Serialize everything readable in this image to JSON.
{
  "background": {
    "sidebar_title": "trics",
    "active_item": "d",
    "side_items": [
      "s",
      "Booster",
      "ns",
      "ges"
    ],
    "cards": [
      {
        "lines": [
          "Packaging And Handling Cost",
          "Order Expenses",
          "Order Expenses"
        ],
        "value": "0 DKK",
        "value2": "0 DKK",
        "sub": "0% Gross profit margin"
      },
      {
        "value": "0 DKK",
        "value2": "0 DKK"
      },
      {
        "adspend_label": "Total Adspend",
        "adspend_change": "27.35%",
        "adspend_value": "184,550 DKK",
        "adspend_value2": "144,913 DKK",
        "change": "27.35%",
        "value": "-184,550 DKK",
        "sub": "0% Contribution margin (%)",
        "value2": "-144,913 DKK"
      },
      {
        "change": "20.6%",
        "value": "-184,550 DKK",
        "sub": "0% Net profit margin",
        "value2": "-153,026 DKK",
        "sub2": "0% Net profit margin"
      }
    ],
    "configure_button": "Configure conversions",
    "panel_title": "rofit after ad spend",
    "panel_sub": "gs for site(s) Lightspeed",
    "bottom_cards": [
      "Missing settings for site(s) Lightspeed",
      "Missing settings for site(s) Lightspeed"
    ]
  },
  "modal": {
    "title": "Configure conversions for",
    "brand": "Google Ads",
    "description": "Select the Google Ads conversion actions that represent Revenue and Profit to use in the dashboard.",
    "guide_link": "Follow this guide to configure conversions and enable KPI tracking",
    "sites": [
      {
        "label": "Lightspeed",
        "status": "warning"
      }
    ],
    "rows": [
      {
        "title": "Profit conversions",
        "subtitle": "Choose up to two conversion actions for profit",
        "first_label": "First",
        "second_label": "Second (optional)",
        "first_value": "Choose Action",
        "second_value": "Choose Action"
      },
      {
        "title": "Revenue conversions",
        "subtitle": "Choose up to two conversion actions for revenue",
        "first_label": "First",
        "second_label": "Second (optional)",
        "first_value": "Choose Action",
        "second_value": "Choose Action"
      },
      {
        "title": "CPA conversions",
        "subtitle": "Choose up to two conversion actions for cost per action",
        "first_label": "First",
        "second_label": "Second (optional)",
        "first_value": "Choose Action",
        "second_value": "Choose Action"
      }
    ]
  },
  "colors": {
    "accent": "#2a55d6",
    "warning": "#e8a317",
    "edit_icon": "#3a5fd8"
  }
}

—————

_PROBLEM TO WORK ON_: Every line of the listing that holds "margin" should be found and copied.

_RESULT OF THE EXERCISE_:
        "sub": "0% Gross profit margin"
        "sub": "0% Contribution margin (%)",
        "sub": "0% Net profit margin",
        "sub2": "0% Net profit margin"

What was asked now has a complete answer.